Task directions
Take each line from the entries that holds "description" and copy it out.
Content starts
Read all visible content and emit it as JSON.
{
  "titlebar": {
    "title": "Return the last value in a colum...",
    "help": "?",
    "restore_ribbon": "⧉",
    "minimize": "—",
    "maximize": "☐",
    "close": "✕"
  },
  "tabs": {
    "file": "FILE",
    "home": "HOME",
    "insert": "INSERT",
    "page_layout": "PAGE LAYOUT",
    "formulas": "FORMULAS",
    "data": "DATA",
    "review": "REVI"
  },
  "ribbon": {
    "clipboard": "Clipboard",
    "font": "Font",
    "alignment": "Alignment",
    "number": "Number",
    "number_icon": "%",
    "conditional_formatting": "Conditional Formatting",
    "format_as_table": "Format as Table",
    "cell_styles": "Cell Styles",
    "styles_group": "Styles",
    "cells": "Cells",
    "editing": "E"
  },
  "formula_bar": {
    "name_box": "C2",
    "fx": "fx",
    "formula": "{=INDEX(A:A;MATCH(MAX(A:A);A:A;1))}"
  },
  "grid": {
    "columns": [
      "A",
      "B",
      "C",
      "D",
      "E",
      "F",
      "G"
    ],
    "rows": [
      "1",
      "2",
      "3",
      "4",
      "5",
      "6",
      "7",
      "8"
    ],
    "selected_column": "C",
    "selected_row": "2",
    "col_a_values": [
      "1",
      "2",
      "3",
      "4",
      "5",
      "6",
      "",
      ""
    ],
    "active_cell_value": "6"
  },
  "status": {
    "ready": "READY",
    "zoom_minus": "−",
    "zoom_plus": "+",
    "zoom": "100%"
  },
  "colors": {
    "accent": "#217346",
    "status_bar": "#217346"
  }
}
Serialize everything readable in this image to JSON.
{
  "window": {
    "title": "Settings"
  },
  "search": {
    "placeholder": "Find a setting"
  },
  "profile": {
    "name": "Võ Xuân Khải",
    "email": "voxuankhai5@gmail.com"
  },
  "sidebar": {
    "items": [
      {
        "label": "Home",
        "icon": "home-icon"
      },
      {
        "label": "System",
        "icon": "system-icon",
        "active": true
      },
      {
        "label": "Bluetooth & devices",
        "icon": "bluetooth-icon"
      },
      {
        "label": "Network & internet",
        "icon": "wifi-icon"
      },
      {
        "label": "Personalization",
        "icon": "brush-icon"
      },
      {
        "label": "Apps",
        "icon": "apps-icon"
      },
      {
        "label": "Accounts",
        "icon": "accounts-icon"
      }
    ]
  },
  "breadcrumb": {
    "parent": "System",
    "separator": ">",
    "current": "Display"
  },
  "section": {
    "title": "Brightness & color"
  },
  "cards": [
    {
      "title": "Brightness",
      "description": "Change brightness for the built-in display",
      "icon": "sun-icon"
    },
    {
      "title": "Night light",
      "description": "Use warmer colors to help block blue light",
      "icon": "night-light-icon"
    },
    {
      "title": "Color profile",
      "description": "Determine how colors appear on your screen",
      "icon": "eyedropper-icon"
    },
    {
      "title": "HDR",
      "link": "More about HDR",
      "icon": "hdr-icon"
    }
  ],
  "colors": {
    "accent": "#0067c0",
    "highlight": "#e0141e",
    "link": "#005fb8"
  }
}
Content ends
Output for this task
      "description": "Change brightness for the built-in display",
      "description": "Use warmer colors to help block blue light",
      "description": "Determine how colors appear on your screen",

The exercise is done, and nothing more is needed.